[Start of Attachment]
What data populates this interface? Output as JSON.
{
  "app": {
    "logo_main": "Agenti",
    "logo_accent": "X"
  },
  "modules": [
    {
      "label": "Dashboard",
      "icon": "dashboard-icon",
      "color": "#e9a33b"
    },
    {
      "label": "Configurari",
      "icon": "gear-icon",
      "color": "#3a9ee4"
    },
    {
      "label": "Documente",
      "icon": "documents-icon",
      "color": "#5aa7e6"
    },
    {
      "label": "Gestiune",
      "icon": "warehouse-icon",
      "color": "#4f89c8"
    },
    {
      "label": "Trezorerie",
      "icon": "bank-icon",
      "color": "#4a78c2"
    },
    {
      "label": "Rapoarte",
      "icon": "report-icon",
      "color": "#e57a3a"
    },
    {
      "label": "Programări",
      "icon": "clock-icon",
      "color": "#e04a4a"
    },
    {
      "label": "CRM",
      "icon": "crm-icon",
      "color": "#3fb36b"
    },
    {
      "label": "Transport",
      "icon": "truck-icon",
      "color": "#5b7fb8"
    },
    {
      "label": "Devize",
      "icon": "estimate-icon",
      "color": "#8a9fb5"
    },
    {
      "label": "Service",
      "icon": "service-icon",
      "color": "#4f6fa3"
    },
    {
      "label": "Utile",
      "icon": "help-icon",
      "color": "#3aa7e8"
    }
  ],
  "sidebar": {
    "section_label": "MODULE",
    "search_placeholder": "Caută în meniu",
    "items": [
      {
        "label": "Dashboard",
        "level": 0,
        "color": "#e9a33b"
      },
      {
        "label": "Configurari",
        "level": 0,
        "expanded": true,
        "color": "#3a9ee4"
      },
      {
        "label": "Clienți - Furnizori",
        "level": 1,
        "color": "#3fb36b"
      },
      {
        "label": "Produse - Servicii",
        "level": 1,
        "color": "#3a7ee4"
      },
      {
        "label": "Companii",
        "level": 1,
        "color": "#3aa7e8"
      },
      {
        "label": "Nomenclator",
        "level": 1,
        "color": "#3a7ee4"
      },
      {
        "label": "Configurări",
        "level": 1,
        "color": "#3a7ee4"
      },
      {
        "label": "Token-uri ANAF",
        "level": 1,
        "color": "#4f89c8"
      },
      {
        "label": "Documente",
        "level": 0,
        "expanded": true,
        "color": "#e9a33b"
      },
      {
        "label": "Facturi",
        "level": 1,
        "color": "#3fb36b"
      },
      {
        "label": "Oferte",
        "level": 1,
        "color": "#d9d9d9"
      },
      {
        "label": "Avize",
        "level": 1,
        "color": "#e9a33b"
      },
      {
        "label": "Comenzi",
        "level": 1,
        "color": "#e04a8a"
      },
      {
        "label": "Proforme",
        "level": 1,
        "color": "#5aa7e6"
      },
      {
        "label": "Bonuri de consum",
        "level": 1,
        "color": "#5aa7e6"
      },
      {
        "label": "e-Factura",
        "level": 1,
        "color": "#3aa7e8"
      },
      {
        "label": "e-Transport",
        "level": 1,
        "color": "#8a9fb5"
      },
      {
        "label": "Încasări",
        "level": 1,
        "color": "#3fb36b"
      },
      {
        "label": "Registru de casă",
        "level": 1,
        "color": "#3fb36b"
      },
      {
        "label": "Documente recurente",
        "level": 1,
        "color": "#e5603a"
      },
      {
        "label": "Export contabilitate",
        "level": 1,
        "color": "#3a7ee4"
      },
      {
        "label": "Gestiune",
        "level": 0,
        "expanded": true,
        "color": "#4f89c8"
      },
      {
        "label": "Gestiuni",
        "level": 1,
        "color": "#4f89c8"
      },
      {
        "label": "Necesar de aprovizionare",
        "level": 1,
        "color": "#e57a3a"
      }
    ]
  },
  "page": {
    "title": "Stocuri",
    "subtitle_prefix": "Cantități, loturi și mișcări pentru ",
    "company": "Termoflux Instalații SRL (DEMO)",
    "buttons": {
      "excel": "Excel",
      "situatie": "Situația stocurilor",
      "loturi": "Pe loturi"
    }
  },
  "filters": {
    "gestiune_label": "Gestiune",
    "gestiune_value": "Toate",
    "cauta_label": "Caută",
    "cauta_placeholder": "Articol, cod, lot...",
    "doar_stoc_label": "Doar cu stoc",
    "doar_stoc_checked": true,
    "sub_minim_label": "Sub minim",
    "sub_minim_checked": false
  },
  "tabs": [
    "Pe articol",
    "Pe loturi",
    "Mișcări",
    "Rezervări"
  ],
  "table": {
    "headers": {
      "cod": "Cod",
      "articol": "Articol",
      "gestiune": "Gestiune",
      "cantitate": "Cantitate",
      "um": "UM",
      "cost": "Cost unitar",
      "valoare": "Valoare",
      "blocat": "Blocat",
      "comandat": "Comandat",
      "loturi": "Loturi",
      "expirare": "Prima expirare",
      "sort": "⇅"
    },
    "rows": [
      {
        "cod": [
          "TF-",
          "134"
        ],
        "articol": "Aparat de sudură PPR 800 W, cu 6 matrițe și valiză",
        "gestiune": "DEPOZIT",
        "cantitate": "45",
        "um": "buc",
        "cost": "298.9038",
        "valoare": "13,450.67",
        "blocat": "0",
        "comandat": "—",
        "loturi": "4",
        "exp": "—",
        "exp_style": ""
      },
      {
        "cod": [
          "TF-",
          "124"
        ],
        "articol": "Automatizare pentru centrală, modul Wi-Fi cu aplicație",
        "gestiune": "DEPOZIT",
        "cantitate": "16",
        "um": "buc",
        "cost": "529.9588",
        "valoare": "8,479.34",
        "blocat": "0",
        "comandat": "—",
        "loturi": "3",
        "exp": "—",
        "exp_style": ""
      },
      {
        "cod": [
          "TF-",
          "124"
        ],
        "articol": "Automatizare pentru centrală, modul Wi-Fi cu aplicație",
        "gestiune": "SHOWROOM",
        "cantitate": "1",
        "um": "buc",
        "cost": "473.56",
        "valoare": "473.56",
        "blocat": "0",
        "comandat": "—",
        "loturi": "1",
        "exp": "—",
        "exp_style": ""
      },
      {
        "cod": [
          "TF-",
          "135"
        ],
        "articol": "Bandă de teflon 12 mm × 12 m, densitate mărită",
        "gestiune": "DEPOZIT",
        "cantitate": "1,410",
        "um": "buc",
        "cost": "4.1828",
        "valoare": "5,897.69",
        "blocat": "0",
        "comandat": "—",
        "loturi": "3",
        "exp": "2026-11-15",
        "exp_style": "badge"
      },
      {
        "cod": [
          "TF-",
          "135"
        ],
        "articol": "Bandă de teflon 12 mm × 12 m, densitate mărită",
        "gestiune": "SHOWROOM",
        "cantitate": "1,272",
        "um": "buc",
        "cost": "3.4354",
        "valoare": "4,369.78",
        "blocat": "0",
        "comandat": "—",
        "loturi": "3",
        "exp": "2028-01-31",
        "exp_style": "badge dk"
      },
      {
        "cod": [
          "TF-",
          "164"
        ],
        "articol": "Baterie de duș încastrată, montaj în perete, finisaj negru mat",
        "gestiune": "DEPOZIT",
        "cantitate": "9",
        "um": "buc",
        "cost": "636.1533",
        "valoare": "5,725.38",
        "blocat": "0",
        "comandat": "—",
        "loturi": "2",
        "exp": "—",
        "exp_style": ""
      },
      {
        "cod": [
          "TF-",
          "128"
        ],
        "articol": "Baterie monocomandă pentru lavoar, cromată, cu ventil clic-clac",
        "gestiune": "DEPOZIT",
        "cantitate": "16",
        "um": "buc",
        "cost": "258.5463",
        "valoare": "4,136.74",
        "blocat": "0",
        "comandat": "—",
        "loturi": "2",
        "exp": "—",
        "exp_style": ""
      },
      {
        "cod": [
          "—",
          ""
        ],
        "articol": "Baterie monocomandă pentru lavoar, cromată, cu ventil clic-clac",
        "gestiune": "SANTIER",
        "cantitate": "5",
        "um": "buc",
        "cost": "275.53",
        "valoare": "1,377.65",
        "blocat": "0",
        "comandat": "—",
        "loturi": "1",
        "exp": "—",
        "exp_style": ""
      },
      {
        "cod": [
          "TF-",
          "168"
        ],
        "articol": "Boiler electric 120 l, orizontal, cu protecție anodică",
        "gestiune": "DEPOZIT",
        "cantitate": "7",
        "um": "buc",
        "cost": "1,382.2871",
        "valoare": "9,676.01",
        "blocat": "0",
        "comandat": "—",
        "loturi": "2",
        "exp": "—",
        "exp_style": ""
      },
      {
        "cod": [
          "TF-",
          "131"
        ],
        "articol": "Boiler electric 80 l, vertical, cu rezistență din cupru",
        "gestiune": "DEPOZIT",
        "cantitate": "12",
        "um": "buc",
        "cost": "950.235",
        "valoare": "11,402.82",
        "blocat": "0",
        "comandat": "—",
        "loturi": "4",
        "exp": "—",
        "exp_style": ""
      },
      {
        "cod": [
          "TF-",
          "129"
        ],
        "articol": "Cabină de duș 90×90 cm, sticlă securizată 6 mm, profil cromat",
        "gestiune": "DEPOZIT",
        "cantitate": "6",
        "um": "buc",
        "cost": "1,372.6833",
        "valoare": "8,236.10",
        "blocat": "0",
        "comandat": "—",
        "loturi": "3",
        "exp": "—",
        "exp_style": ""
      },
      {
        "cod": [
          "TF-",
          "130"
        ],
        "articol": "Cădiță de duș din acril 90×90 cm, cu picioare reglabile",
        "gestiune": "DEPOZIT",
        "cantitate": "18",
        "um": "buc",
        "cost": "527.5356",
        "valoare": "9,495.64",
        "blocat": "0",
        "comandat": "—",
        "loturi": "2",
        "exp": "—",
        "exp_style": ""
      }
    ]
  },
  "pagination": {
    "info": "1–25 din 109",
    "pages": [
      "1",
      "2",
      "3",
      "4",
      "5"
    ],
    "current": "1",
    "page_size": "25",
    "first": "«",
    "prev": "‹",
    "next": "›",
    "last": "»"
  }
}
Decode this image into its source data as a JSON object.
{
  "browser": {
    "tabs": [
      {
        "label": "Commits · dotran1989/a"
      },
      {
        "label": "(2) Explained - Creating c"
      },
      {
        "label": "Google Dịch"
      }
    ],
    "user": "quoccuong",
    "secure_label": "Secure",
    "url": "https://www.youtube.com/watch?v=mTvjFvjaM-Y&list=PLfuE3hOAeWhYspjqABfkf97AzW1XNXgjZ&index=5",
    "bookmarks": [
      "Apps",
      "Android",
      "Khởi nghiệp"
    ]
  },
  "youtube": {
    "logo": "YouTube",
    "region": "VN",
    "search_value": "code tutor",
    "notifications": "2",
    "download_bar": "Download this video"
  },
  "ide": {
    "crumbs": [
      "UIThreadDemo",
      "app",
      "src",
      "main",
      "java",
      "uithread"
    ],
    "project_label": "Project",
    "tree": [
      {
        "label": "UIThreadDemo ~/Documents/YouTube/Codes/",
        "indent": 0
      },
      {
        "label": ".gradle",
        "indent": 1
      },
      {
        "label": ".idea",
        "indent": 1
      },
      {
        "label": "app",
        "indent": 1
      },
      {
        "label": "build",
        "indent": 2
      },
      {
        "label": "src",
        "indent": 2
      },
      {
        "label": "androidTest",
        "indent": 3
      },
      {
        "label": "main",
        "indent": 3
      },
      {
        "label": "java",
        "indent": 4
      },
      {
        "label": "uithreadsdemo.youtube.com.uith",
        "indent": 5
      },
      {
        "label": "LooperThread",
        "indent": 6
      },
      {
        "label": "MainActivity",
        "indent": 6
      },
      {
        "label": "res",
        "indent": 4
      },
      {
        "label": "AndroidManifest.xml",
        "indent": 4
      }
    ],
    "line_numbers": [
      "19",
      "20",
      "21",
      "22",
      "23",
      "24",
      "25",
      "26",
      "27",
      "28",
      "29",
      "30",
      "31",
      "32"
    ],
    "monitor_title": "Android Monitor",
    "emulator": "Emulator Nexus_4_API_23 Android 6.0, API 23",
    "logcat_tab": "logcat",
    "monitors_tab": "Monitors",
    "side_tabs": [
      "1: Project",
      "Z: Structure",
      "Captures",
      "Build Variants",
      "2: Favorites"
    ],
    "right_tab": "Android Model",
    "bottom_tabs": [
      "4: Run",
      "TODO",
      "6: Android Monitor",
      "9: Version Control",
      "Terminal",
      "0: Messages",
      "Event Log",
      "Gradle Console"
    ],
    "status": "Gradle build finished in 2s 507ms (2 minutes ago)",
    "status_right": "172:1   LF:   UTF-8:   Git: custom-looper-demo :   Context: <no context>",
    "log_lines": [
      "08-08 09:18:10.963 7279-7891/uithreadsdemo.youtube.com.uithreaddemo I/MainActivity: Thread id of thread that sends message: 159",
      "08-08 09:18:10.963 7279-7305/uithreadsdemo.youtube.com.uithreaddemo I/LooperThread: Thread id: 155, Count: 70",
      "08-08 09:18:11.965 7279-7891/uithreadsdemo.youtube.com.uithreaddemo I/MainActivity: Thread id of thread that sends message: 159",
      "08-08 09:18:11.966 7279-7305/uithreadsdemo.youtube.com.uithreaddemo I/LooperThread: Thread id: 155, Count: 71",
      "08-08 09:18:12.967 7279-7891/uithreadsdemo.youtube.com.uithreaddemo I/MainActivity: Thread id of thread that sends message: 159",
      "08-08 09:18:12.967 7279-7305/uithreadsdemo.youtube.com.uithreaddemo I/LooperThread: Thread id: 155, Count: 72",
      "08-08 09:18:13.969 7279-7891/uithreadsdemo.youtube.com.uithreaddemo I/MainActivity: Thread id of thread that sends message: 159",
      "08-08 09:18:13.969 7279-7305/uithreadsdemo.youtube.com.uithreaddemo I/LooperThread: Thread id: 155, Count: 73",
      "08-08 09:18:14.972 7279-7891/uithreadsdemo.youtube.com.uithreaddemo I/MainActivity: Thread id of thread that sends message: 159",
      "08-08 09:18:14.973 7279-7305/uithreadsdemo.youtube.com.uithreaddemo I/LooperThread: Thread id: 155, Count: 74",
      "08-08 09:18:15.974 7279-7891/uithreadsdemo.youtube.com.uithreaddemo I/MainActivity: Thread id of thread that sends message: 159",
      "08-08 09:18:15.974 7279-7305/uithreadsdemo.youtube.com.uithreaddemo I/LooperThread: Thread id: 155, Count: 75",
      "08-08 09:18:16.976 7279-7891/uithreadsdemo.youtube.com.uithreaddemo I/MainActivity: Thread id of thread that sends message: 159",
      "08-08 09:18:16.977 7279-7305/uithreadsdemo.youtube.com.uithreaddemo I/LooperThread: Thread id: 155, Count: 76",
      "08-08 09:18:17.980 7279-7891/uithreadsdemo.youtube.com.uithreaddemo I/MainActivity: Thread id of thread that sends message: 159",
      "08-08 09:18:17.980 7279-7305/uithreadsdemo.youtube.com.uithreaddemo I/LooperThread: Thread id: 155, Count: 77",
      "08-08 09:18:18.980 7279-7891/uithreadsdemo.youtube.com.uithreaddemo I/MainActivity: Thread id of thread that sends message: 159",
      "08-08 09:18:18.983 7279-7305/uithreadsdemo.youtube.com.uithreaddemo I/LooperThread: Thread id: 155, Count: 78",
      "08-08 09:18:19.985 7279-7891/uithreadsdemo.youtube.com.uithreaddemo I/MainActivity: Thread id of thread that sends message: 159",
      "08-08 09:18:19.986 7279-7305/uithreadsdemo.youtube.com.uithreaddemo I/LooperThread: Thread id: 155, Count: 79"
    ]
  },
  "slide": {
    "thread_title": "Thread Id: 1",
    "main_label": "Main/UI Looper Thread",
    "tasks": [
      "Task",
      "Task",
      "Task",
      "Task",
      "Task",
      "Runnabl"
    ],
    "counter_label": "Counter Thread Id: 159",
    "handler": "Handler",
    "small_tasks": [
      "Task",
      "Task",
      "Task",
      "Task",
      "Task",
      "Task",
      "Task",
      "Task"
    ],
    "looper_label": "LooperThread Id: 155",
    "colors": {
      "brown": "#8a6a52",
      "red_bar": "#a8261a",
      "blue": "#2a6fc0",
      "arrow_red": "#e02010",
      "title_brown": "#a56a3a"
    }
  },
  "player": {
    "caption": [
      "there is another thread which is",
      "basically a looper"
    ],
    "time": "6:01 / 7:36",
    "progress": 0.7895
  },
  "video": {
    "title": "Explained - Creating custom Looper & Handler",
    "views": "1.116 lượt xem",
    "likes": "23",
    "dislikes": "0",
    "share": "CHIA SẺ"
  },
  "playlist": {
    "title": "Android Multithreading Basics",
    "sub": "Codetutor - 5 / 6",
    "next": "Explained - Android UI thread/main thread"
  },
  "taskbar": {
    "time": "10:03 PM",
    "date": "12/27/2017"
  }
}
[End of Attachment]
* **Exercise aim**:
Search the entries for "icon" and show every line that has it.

* **Answer to this problem**:
      "icon": "dashboard-icon",
      "icon": "gear-icon",
      "icon": "documents-icon",
      "icon": "warehouse-icon",
      "icon": "bank-icon",
      "icon": "report-icon",
      "icon": "clock-icon",
      "icon": "crm-icon",
      "icon": "truck-icon",
      "icon": "estimate-icon",
      "icon": "service-icon",
      "icon": "help-icon",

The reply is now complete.